[Items from a dataset]

---

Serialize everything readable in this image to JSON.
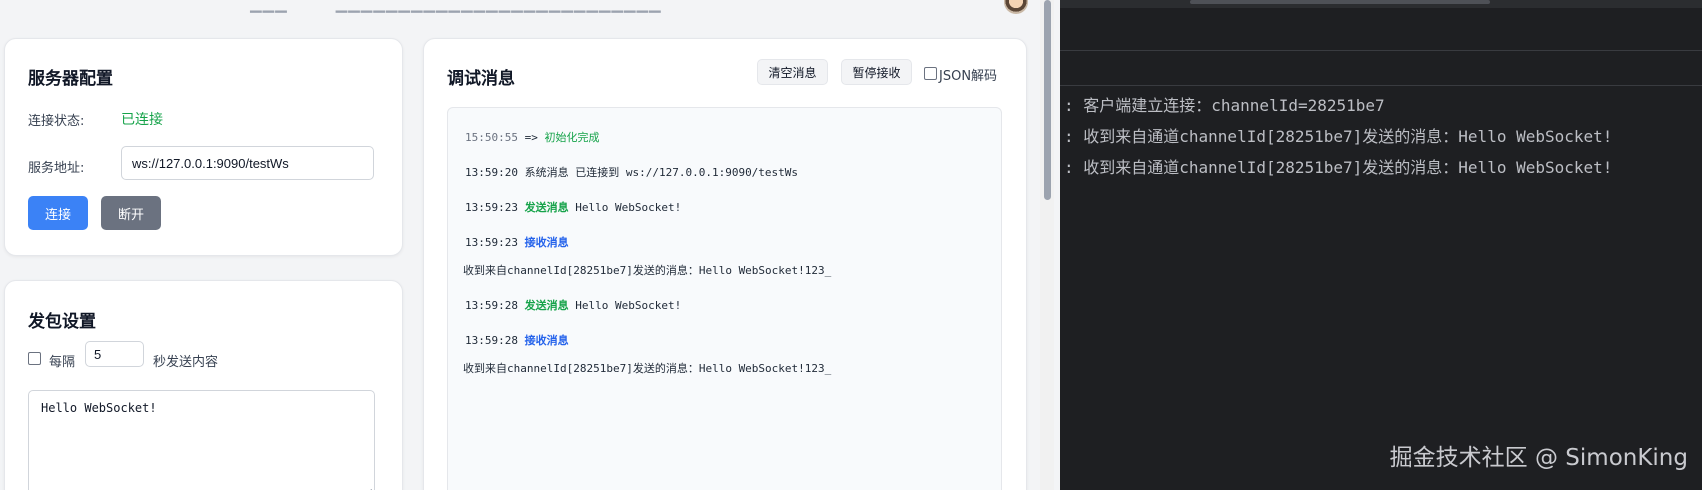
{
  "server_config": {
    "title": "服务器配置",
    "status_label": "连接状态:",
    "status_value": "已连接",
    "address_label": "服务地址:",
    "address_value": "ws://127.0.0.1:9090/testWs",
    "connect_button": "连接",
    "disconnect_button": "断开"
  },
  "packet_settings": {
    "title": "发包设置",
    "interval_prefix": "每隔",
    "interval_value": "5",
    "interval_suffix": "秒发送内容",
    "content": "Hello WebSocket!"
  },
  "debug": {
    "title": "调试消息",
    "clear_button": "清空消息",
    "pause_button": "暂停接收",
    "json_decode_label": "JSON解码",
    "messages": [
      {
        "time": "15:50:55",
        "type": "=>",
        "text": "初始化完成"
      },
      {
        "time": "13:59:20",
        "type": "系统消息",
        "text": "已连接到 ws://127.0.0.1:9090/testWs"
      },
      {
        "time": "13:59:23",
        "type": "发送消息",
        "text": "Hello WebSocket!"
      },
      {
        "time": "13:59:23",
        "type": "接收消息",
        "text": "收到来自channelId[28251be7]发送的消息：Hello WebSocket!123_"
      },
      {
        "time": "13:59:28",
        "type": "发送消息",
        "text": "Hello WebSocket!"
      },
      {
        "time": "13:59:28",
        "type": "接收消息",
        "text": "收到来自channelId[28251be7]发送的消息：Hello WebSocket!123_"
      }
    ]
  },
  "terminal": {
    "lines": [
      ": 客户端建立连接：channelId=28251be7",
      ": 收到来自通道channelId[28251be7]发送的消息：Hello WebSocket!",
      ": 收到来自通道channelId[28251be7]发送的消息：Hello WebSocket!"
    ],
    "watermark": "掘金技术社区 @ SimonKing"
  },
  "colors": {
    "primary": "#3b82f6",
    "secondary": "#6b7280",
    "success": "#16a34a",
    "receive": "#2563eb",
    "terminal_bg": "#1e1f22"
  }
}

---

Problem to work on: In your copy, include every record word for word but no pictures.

Exercise response:
Serialize everything readable in this image to JSON.
{
  "server_config": {
    "title": "服务器配置",
    "status_label": "连接状态:",
    "status_value": "已连接",
    "address_label": "服务地址:",
    "address_value": "ws://127.0.0.1:9090/testWs",
    "connect_button": "连接",
    "disconnect_button": "断开"
  },
  "packet_settings": {
    "title": "发包设置",
    "interval_prefix": "每隔",
    "interval_value": "5",
    "interval_suffix": "秒发送内容",
    "content": "Hello WebSocket!"
  },
  "debug": {
    "title": "调试消息",
    "clear_button": "清空消息",
    "pause_button": "暂停接收",
    "json_decode_label": "JSON解码",
    "messages": [
      {
        "time": "15:50:55",
        "type": "=>",
        "text": "初始化完成"
      },
      {
        "time": "13:59:20",
        "type": "系统消息",
        "text": "已连接到 ws://127.0.0.1:9090/testWs"
      },
      {
        "time": "13:59:23",
        "type": "发送消息",
        "text": "Hello WebSocket!"
      },
      {
        "time": "13:59:23",
        "type": "接收消息",
        "text": "收到来自channelId[28251be7]发送的消息：Hello WebSocket!123_"
      },
      {
        "time": "13:59:28",
        "type": "发送消息",
        "text": "Hello WebSocket!"
      },
      {
        "time": "13:59:28",
        "type": "接收消息",
        "text": "收到来自channelId[28251be7]发送的消息：Hello WebSocket!123_"
      }
    ]
  },
  "terminal": {
    "lines": [
      ": 客户端建立连接：channelId=28251be7",
      ": 收到来自通道channelId[28251be7]发送的消息：Hello WebSocket!",
      ": 收到来自通道channelId[28251be7]发送的消息：Hello WebSocket!"
    ],
    "watermark": "掘金技术社区 @ SimonKing"
  },
  "colors": {
    "primary": "#3b82f6",
    "secondary": "#6b7280",
    "success": "#16a34a",
    "receive": "#2563eb",
    "terminal_bg": "#1e1f22"
  }
}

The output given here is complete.